 Table 1: Near-term base overnight capital costs (2015 $/kW)

 

AEO 2015

AEO 2016

% Change

Utility-scale photovoltaics

$3,256

$2,480

-24%

On-shore wind

$1,929

$1,644

-15%

Advanced natural gas combined cycle

$1,060

$1,080

2%

All-sector CO2 emissions show that further policies will be required to achieve the level of emission reductions necessary to avert catastrophic climate change

According to the 2015 U.S. Report to the United Nations Framework Convention on Climate Change, national CO2 emissions will need to reduce by 25 percent by the year 2025 and 80 percent by the year 2050 to avert catastrophic climate change. Even with the Clean Power Plan and revision to natural gas and renewable prices, the AEO 2016 Reference case projects essentially flat emissions compared to 1990 levels (see Figure 4). Synapse recommends that future editions of the AEO incorporate these long-term emission reduction goals in modeled scenarios.

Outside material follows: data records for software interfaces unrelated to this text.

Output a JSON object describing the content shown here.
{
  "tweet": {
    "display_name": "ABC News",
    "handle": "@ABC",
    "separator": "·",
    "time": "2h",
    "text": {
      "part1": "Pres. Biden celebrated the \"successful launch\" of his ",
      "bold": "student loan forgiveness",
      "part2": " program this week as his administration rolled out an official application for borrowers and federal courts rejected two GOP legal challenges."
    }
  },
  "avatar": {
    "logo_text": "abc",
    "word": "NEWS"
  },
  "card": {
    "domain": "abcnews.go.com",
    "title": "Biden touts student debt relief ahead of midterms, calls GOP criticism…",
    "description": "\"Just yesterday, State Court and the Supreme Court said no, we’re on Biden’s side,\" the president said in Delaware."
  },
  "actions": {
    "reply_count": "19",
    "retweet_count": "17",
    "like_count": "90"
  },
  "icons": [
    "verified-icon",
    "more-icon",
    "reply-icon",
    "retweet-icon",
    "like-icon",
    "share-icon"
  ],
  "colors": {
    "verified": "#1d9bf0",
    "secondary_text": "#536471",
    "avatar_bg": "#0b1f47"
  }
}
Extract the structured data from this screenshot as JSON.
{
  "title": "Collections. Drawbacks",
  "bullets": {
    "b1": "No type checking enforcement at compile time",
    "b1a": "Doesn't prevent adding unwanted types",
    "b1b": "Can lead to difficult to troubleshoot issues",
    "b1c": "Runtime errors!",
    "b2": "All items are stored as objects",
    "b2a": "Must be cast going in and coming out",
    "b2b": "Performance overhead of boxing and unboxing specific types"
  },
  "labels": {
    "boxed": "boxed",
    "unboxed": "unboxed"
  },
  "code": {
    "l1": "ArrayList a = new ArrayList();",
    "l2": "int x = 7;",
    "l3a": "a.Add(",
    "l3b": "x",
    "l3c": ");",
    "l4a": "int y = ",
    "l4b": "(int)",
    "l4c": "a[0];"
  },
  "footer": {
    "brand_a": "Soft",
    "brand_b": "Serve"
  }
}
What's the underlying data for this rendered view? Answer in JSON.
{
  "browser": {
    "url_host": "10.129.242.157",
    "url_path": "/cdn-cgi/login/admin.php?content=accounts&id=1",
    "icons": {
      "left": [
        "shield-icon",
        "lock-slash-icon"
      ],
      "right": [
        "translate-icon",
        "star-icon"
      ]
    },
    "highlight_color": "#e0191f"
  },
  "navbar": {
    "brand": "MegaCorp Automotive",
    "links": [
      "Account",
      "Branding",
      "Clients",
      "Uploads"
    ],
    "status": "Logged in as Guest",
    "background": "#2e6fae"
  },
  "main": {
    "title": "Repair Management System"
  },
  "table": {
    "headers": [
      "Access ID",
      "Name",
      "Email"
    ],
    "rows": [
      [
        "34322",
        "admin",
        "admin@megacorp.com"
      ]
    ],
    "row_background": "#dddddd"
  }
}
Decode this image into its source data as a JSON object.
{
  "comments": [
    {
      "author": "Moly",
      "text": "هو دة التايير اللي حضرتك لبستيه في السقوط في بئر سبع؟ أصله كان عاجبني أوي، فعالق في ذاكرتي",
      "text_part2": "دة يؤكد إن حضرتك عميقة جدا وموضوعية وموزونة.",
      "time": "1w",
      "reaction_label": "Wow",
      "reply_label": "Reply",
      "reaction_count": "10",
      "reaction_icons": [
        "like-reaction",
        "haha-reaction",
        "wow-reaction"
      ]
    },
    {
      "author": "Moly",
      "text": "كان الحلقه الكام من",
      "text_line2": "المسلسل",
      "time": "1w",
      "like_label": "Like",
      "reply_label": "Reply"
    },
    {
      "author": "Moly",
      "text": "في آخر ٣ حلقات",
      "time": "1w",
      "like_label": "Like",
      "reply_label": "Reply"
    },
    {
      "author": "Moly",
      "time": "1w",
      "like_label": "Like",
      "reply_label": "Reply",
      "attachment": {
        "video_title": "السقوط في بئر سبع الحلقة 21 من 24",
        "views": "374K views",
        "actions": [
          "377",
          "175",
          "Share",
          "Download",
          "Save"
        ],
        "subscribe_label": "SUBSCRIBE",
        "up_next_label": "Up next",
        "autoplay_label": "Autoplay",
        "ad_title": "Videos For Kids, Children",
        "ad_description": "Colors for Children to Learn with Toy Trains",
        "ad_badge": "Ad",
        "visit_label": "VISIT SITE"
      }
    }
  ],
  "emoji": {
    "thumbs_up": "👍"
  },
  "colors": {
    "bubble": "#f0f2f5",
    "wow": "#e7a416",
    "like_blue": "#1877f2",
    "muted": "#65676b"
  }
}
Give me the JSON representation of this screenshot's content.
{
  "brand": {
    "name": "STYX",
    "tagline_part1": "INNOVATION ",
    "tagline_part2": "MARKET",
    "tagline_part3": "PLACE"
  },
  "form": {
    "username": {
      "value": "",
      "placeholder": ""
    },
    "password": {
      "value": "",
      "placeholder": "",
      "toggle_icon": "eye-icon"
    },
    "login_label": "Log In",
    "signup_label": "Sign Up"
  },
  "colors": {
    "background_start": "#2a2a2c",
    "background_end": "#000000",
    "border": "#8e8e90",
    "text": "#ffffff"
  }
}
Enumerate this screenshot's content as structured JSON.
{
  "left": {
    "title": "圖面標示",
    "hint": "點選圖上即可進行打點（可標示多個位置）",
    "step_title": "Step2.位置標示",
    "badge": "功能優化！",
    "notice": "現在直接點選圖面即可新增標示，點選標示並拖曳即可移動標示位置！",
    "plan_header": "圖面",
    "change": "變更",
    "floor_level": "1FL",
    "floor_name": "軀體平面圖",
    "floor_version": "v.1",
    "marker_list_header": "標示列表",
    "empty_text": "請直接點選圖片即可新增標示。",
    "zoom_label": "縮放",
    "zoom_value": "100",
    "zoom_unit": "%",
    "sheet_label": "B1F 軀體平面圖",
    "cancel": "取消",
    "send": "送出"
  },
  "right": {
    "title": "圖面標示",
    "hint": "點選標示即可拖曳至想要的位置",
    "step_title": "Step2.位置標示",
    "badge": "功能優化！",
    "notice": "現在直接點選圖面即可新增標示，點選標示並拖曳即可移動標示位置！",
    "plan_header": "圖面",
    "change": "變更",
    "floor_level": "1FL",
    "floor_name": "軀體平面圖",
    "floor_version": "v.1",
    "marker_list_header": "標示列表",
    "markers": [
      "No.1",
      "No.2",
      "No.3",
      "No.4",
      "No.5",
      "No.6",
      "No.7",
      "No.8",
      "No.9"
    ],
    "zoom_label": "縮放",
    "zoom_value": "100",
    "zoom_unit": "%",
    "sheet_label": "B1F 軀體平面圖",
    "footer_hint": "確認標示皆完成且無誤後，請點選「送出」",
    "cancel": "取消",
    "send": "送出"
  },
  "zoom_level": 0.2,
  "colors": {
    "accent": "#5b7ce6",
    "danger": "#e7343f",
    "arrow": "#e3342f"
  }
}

Figure 4: Comparison of all-sector CO2 emission projections through 2040   Comparison of all-sector CO2 emission projections through 2040